_Aim of the task_
Report every line of the records beneath this task that holds the string "Create".

● ● ● ● ● ● ●

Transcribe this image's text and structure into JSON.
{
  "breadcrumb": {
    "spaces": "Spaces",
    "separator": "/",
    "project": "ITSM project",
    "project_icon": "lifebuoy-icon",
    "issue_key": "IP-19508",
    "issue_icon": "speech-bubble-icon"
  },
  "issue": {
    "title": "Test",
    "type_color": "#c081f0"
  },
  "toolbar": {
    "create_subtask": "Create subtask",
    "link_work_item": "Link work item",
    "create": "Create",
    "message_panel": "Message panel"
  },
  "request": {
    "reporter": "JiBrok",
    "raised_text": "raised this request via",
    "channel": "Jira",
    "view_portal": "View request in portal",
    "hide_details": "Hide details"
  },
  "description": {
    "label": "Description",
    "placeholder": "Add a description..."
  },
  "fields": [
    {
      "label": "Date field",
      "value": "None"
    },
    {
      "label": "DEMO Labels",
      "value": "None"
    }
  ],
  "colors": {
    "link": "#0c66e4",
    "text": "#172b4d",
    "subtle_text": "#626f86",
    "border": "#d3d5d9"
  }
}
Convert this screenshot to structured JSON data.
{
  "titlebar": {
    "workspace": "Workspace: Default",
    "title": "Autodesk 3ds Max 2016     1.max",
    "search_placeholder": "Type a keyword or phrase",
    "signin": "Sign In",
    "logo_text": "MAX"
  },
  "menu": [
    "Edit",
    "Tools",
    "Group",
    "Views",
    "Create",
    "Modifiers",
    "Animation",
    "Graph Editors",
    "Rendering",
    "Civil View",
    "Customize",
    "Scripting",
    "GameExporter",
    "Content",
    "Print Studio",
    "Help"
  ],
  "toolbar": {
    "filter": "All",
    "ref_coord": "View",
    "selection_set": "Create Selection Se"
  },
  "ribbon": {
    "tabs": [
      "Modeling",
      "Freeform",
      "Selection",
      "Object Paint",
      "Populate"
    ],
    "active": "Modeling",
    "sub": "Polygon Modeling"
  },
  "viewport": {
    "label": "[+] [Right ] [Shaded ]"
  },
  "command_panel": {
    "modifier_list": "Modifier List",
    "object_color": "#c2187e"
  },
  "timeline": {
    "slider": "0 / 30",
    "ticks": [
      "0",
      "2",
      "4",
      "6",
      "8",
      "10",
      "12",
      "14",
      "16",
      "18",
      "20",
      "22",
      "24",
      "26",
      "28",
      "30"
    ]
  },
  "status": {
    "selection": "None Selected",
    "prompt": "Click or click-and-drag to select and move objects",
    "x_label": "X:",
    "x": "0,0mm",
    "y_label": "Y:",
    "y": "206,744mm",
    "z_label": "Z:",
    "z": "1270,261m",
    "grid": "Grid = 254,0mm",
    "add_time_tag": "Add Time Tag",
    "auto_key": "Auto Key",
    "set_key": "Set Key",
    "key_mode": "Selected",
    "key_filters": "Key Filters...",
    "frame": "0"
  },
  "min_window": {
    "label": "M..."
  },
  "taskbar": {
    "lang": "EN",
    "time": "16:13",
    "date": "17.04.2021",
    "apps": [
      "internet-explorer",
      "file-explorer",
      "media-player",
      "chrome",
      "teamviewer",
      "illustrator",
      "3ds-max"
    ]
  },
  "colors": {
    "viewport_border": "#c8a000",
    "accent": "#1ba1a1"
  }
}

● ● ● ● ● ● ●

_Problem solution_
    "create_subtask": "Create subtask",
    "create": "Create",
    "Create",
    "selection_set": "Create Selection Se"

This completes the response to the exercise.